Could be better

I’d take the flap off which protects the drawcord closure of the main compartment when one doesn’t want to use the lid pocket. That probably will make the pack around 25 g lighter, and it won’t get in the way when one uses the lid.


At 1.185 g in Size L the Osprey Exos is a fantastic backpack for people who come from a more traditional approach of backpacking & who are lightening up their load or for ultralight backpackers who want to have a backpack which carries really comfortably. The thick ExoForm shoulder straps make carrying loads of up to 15 kg an enjoyable affair, though the lighter the pack the more comfy it will be. I feel the ideal weight is around 12 kg with kit, food and water for this pack, so if that’s your usual weight with consumables you probably really will enjoy this pack. I liked the spacious and easy to access stretchy side pockets, the front pocket can swallow a lot of gear, and the two lid pockets helped me with keeping my stuff organized. I didn’t miss Hipbelt pockets at all, and could have done without the lid flap and Stow-on-the-Go trekking pole attachment thingy as I rarely use poles and always will use the lid, but other than that I found it an amazing pack. Add in that it’s fairly easy to find it for around 150€ or less and you’ll understand why it is such a popular backpack!

Osprey Exos 48

Where to buy it

Get the Exos at your favourite local Osprey Retailer or online at Bergfreunde and Alpinetrek.co.uk in Europe. In North America order it at Backcountry.com (currently 25% off!), REI, CampSaver.com, Moosejaw and Summit Hut. This are Affiliate Links.

Disclosure: There are affiliate links in this article to help finance the website.
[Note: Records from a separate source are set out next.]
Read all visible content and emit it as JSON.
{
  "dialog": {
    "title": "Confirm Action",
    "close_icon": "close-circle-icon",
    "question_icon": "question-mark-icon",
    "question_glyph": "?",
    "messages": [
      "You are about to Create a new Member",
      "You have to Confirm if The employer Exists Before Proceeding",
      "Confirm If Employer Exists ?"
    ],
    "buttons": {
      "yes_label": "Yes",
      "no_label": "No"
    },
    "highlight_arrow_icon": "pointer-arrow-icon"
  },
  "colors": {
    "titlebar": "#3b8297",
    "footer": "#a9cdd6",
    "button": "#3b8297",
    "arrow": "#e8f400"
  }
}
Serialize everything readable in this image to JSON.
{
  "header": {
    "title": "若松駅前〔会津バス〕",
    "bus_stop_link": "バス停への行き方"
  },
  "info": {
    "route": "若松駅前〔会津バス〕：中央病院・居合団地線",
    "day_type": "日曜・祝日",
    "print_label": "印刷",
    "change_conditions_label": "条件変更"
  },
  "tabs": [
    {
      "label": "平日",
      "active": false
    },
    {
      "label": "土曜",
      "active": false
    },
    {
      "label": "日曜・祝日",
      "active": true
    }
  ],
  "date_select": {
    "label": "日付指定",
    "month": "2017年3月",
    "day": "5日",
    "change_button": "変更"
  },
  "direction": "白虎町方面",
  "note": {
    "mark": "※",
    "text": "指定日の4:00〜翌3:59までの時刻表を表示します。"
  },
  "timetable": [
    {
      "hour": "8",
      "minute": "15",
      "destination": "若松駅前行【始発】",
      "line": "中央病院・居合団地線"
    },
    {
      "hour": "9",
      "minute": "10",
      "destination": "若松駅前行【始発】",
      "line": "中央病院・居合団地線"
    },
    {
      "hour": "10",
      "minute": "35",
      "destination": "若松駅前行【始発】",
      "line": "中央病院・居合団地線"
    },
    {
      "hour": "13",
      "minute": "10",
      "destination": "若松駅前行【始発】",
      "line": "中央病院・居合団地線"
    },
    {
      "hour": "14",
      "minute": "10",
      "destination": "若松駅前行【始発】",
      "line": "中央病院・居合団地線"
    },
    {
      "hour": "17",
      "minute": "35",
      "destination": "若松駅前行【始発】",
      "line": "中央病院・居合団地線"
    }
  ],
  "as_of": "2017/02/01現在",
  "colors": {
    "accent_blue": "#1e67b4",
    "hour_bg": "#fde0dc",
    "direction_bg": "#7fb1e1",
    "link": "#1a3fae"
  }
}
Read the Transparency Disclaimer for more information on affiliate links & blogger transparency.

Osprey Exos 48